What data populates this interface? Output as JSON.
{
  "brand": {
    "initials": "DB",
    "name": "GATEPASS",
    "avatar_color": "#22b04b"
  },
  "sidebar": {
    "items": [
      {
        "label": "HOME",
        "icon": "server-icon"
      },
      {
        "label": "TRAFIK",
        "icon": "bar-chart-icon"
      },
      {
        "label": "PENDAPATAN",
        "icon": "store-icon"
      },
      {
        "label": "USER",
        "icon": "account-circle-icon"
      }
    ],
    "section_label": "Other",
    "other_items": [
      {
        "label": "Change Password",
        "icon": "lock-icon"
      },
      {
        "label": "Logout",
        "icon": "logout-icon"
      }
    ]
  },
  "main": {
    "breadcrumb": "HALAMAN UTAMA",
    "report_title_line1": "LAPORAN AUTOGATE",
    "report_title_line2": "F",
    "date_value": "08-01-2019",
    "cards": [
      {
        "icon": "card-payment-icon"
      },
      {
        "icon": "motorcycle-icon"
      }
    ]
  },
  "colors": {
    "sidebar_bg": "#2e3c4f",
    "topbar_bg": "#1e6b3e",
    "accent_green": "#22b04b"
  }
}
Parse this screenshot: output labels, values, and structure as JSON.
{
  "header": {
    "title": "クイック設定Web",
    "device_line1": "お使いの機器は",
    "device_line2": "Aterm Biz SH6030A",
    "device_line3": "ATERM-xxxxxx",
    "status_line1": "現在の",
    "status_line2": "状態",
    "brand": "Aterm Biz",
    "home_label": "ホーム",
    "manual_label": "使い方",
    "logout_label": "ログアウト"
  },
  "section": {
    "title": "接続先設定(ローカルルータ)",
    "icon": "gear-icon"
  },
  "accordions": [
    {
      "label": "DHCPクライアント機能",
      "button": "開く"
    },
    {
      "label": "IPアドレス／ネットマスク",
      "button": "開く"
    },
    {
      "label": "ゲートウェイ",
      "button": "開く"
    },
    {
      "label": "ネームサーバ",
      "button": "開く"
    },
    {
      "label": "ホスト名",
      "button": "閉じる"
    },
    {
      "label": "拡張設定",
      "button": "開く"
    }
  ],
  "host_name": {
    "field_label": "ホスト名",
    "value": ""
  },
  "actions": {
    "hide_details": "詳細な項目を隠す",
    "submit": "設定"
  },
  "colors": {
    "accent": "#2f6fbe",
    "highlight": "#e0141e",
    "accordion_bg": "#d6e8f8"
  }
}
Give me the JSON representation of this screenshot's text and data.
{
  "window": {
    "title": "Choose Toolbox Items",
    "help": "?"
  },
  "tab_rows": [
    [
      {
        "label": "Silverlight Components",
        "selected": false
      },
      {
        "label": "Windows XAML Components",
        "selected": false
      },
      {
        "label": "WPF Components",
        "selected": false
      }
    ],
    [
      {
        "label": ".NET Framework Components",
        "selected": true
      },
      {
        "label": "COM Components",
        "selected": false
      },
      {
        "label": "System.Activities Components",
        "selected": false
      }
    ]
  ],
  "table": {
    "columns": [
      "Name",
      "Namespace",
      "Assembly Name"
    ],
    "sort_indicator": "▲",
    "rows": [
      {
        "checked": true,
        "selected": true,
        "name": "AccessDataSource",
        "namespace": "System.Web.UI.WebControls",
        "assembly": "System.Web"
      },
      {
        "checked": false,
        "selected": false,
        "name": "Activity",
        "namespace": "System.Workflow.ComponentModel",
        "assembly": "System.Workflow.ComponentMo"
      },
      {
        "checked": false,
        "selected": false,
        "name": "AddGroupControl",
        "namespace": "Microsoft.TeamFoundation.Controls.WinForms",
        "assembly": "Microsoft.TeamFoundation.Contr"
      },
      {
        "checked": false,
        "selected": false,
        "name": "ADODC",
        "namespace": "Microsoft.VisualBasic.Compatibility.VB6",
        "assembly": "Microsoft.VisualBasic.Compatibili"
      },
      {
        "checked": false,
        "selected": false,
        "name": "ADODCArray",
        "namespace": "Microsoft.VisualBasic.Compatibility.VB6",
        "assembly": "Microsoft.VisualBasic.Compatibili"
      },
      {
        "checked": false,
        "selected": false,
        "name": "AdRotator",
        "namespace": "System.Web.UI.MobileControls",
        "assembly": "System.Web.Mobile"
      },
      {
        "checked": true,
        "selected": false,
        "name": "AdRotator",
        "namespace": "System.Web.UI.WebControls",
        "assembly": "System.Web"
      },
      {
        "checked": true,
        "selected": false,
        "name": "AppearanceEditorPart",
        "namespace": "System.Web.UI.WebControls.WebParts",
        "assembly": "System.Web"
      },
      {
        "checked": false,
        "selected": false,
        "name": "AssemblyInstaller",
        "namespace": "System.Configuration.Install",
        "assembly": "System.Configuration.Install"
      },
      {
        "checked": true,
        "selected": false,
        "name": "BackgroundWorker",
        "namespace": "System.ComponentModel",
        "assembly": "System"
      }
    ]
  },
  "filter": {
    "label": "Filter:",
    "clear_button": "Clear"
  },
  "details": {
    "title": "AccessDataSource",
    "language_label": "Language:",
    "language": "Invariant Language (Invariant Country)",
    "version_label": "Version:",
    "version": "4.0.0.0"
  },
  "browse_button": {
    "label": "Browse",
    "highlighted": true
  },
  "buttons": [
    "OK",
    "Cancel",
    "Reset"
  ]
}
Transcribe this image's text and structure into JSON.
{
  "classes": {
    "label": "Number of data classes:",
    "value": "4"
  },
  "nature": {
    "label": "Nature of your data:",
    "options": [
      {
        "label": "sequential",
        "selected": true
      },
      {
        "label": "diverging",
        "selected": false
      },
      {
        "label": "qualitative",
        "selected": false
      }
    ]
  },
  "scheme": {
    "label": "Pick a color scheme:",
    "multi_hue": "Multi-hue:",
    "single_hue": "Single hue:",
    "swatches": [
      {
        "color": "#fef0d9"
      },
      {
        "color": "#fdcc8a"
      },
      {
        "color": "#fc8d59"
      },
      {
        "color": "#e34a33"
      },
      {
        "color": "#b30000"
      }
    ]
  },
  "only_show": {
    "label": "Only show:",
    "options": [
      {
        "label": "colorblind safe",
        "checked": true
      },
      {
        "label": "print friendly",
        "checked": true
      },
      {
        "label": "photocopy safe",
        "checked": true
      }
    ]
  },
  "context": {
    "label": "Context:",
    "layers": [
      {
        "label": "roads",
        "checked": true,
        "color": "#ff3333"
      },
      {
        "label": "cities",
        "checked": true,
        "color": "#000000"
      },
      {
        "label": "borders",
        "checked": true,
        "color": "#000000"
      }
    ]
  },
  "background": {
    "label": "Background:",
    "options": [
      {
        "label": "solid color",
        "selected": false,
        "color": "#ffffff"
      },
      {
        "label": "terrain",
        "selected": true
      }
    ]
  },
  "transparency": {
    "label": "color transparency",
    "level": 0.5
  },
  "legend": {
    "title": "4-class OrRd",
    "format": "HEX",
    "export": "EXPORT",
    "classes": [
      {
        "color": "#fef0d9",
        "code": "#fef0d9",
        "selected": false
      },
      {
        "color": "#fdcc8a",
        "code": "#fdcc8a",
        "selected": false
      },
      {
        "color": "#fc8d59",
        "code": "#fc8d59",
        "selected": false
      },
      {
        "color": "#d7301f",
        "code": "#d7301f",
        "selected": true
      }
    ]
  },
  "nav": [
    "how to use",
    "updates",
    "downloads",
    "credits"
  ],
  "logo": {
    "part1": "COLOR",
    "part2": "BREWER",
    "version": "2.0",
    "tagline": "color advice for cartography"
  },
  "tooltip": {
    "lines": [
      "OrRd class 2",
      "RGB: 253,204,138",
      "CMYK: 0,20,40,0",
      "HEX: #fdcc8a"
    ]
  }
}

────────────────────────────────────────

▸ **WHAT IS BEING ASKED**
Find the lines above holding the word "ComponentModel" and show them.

▸ **ANSWER TO THIS PROBLEM**
        "namespace": "System.Workflow.ComponentModel",
        "namespace": "System.ComponentModel",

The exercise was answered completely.